#### Data provided
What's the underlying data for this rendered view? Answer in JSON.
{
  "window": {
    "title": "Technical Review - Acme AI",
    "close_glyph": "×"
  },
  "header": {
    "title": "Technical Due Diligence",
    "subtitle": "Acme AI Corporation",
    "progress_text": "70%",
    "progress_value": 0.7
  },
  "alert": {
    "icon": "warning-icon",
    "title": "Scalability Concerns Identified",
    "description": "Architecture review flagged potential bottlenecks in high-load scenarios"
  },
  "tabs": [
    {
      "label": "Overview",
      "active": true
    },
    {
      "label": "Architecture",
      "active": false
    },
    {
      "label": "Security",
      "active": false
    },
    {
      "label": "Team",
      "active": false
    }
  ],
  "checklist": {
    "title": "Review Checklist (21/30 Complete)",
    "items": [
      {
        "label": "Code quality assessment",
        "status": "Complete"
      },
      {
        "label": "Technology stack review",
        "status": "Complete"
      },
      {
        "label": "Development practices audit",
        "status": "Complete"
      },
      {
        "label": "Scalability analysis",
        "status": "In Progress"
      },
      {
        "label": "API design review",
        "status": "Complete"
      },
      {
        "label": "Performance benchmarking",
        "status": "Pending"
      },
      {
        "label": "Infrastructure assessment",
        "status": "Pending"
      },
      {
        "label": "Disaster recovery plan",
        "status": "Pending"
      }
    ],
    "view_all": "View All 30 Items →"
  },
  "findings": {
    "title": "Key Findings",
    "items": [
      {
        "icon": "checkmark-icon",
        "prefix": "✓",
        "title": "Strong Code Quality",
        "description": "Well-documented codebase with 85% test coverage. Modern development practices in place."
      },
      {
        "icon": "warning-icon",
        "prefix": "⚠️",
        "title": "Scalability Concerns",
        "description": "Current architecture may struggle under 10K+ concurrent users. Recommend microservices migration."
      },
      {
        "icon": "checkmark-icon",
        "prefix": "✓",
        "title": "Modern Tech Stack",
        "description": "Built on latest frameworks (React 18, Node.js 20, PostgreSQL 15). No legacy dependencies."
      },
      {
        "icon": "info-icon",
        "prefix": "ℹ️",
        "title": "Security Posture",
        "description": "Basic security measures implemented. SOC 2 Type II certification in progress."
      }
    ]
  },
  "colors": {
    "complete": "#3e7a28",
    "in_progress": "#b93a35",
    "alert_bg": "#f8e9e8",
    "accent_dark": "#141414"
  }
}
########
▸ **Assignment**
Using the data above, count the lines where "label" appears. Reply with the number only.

▸ **Finished exercise**
12